This is an ethical, legal and integrity question that needs to be interrogated in the best way possible. To start with, the name-calling in the workplace is uncalled for. It not only demoralizes the person who is being called the name, but it also creates a tense atmosphere since workmates are not respectful to one another. The officer in question is being referred to as “a rat” just because he testified against a person who committed a criminal offence. It was good of him to testify and ensure that justice was met because the hallmark of criminal law is to ensure that the offender is apprehended, tried and either found guilty or innocent in a lawful manner that ensures that the victim also finds justice. The person whom the offender hit is now paraplegic and this is great injustice to him.
The officer being referred to as “a rat” is in a dilemma. Should he have kept quiet and yet he saw a fellow officer hit another man to an extent of almost killing him, just because they are officers at the same working place? Criminal justice demands that whoever has the evidence by way of witnessing the occurrence of an unlawful act should be able to adduce such evidence in court in order to aid the court in trying the offender. If he was to keep quiet, he would have been seen as aiding and abetting the crime and would also face the wrath of the law.
The injustice done to him because he volunteered to testify against his fellow workmate in a crime he witnessed is uncalled for, and the management of the organization has a duty and a responsibility to ensure that such injustice is not done to him again. The acts of placing a dead rat in his locker are also integrity issues that the management needs to look at. In fact, setting his uniform ablaze is an act of arson, and it is actionable in criminal law. This workplace is marred with so many integrity issues and the management must come up with a solution before everything goes berserk.
The management should also investigate on the incident of the officer hitting the other partner, and if he is found guilty, he should either be dismissed or suspended from duty. Even though, punishing the officer will not make the victim any better, it will be a deterrent measure for any other person who might think of doing the same in future. The theory of deterrence asserts that the punishment for crime should be more painful than the benefit derived from doing the crime . This is what the management should do because the employees’ code of conduct cannot allow such things to happen (Everton, 2007).

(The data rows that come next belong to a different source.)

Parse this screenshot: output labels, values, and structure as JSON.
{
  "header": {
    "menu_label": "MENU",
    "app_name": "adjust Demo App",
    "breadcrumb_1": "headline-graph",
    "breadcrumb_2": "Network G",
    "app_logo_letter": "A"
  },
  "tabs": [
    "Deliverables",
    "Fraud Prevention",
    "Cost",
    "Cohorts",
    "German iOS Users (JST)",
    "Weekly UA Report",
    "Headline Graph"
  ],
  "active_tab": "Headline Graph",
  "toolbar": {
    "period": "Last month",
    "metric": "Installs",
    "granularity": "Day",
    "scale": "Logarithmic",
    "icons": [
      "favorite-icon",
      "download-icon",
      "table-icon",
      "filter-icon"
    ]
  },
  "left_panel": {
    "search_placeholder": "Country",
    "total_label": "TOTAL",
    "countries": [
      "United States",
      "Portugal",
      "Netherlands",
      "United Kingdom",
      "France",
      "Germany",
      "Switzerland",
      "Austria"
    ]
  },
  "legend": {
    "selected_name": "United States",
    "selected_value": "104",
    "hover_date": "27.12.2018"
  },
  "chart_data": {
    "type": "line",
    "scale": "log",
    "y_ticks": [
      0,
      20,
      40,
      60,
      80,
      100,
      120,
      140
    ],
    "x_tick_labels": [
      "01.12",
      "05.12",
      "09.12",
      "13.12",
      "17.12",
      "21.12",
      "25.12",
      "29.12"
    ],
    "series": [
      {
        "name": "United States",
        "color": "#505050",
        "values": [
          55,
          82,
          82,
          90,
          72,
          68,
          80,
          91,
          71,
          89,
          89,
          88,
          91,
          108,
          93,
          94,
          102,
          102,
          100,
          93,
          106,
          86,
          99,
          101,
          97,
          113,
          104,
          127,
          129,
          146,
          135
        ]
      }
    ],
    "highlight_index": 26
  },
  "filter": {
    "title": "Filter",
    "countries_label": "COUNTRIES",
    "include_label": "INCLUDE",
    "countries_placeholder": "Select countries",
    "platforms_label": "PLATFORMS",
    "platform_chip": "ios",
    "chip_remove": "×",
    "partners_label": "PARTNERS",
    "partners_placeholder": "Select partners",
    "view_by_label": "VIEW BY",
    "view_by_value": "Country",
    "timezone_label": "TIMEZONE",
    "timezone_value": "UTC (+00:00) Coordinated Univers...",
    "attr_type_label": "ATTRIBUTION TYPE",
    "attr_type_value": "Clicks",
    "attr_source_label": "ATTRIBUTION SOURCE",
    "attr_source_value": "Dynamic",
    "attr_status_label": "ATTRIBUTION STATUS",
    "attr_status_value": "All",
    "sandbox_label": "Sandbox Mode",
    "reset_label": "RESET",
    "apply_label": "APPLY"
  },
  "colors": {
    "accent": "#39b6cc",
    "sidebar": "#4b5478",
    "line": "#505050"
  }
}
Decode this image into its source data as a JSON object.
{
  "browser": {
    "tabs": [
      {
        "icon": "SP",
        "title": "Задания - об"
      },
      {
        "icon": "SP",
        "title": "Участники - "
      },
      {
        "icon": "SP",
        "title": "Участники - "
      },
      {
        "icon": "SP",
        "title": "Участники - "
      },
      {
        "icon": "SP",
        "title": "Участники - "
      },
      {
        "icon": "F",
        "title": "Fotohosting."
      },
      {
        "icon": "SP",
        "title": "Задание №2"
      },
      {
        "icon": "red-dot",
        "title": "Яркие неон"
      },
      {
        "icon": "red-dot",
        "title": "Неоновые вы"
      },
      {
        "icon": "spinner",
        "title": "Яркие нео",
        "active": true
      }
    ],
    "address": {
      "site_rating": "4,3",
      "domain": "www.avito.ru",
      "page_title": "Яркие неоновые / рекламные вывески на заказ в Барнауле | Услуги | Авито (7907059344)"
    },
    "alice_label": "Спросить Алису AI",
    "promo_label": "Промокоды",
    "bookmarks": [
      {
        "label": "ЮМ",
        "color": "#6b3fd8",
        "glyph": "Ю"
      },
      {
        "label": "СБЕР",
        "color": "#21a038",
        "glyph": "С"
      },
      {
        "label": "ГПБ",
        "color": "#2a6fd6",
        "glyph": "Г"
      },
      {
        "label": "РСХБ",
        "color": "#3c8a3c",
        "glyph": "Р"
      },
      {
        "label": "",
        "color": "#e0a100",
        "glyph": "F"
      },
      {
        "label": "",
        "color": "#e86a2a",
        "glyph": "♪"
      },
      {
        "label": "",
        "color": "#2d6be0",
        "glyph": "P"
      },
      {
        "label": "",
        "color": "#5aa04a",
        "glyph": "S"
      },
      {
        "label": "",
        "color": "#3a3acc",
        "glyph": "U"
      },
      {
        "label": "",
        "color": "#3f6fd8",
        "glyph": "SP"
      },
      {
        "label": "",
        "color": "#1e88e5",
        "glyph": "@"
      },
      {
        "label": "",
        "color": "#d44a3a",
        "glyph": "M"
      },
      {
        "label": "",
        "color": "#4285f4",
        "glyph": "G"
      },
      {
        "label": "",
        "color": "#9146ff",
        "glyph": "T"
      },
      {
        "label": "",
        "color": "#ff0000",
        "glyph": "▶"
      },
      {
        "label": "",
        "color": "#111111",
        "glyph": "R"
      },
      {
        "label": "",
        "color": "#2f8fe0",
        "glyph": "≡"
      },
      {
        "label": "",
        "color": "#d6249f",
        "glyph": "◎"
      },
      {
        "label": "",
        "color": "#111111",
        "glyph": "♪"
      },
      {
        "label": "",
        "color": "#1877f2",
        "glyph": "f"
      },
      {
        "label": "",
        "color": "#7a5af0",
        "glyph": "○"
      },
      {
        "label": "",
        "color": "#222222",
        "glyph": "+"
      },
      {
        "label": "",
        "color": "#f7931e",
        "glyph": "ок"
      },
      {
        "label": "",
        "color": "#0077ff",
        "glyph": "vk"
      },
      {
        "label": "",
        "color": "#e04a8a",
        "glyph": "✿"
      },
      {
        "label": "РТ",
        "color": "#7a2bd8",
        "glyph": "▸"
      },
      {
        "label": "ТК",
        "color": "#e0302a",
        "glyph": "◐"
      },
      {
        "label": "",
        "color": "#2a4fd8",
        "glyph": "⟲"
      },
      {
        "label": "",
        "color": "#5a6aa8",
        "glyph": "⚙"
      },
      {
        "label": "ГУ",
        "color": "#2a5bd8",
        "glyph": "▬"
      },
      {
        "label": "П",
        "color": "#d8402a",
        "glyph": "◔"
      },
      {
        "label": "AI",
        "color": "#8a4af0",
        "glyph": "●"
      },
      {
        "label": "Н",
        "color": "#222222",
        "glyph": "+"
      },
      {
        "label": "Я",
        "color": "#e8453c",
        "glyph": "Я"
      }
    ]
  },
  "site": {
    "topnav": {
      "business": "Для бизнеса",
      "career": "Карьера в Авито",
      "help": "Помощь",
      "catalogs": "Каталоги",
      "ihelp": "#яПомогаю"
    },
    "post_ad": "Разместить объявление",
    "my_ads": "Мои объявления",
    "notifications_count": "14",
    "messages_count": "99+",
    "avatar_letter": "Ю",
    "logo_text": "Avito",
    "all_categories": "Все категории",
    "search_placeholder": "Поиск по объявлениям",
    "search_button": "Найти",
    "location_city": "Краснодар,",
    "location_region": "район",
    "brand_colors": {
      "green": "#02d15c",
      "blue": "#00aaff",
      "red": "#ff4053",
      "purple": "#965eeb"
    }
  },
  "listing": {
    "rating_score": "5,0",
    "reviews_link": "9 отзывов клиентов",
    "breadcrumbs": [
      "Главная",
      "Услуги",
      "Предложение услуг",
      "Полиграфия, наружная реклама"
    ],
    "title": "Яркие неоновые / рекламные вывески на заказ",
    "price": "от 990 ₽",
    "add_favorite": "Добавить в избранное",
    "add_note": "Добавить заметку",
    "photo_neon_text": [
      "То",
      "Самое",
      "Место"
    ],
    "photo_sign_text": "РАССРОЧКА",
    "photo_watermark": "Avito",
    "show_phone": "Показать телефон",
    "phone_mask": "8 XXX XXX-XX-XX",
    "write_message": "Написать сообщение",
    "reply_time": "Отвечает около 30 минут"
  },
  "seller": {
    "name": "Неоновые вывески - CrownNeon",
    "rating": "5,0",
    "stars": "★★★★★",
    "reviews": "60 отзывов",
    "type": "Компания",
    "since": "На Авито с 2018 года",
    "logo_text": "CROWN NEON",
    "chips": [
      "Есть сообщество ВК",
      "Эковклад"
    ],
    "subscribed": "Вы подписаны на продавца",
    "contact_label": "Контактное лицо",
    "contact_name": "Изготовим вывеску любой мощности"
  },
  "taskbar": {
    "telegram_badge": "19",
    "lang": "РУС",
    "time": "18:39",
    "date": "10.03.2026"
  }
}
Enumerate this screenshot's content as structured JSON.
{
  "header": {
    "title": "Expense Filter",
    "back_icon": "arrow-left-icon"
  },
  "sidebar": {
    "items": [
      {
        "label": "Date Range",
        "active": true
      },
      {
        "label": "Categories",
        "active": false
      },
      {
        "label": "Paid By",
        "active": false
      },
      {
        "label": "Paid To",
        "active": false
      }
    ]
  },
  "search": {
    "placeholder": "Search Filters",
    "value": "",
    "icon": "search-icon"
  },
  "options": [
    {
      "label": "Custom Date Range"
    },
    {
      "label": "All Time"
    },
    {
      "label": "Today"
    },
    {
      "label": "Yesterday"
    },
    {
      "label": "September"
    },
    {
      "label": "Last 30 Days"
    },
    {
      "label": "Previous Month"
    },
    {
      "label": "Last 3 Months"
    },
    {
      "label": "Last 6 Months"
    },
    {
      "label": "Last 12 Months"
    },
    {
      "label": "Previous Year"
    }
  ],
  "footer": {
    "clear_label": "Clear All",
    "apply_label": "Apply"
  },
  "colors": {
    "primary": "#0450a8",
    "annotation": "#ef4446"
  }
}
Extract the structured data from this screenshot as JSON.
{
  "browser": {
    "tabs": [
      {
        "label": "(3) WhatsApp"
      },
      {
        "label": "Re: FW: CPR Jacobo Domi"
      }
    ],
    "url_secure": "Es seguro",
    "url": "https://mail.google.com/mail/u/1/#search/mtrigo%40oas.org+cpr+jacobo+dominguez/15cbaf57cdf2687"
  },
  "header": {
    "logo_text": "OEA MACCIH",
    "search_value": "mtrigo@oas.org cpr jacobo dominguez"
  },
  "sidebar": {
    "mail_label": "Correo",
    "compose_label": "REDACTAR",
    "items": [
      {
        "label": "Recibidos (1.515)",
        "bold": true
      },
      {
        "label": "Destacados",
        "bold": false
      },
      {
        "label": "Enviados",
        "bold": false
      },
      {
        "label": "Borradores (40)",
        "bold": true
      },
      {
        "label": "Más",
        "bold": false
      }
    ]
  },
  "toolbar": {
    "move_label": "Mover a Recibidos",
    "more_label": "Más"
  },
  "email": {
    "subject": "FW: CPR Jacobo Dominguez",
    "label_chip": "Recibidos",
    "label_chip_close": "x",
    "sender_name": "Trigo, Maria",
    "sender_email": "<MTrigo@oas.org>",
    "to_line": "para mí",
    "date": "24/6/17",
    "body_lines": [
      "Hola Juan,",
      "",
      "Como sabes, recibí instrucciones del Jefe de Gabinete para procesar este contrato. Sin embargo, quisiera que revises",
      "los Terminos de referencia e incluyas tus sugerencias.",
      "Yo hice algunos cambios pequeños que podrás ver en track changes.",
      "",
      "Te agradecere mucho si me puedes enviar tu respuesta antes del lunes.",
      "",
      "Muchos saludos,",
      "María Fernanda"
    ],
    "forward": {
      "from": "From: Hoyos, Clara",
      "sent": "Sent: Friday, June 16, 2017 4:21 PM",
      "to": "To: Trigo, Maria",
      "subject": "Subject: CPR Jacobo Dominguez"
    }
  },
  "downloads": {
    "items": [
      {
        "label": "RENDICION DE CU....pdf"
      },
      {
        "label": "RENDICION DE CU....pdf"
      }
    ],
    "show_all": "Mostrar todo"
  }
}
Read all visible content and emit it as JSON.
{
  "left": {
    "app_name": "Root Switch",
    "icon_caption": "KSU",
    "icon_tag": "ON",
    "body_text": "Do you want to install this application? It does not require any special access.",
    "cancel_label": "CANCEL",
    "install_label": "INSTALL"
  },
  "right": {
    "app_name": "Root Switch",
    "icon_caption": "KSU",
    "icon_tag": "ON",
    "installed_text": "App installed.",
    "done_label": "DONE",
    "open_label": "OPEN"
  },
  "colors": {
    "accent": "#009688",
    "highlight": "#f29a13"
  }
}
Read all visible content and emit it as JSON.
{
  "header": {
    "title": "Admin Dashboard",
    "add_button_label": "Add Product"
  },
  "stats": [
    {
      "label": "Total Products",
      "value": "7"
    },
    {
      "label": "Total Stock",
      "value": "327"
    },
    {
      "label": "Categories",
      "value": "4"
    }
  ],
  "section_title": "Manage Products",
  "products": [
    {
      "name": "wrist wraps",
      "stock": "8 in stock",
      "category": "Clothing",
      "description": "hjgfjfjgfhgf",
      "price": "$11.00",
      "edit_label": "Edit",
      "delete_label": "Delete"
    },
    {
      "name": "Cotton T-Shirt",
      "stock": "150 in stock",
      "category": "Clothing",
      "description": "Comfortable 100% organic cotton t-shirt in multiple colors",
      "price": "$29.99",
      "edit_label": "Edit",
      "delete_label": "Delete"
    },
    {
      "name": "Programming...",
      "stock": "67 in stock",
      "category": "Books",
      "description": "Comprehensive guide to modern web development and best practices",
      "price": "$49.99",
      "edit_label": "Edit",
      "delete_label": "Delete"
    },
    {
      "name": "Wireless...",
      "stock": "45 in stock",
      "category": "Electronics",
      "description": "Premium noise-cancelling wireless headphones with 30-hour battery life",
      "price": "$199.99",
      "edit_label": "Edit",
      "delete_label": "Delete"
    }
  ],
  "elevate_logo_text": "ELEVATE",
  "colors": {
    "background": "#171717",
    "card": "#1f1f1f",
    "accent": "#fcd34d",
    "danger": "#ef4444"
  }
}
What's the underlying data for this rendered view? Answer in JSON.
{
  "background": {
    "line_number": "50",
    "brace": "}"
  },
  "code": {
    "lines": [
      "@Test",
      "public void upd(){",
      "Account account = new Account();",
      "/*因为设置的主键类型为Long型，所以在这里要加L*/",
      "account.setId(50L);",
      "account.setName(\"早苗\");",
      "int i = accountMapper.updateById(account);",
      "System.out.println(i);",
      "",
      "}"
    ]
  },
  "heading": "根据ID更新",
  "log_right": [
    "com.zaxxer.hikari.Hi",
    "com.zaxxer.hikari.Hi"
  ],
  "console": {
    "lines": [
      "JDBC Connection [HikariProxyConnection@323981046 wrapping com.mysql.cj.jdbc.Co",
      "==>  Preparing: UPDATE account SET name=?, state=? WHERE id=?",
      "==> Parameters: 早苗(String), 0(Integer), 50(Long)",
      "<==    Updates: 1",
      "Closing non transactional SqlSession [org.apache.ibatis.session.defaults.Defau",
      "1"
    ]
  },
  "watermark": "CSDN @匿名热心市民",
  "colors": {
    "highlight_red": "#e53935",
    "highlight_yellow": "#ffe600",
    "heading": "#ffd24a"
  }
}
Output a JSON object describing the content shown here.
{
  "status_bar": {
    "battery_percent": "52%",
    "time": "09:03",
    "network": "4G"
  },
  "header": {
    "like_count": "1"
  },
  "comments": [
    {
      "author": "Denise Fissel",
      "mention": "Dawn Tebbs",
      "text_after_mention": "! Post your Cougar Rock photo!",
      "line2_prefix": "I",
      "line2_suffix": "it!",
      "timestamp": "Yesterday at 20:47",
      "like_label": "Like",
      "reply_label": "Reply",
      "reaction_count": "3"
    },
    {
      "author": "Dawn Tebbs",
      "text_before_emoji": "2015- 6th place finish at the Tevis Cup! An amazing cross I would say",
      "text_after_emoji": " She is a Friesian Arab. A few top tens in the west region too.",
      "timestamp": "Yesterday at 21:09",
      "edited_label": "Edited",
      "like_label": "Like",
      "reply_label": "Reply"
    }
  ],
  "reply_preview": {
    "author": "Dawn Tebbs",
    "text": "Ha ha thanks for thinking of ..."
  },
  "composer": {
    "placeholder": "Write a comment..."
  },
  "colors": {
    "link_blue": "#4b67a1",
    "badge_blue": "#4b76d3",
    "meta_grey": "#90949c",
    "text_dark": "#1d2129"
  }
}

The fact that the buddies have admitted to slashing his car tyres is enough evidence to be adduced against them because the slashed tyres are available as evidence. There will be enough evidence to be adduced against these buddies, and this is the gravest and most heinous act an employee can do to their fellow employees. The buddies should, therefore, be tried and punished by either suspending or expelling them because they are setting a very dangerous precedent to the other employees (Everton, 2007). Again, the act of testifying against errant employees who lack integrity in the workplace should be encouraged. There is nothing wrong or criminally unlawful in testifying against these people for the sake of making the workplace a better place to live in. Furthermore, their continued lack of morals and unethical behaviour at the work place are only serving to the detriment of the organization (Moyer, 2001). Punishing them will act as a deterrent measure against any future attempt to do the same.
In view of the foregoing, criminal law should therefore be used to impart high moral values and integrity at the workplace by ensuring that any errant member is legally punished. This will act as deterrence to any other employee who would think of committing the same offences in future. Failure to do so would encourage such deviant behaviour in the work place which is not the wish of the management or any other reasonable person.
Everton, W.J et al. (2007). Be nice or else: understanding reasons for employee’s deviant behaviors . The Journal of Management Development , 26 (2), 117.
Moyer, I.L. (2001). Criminological Theory: Traditional and Non-Traditional Voices and Themes. Thousand Oaks, CA: Sage.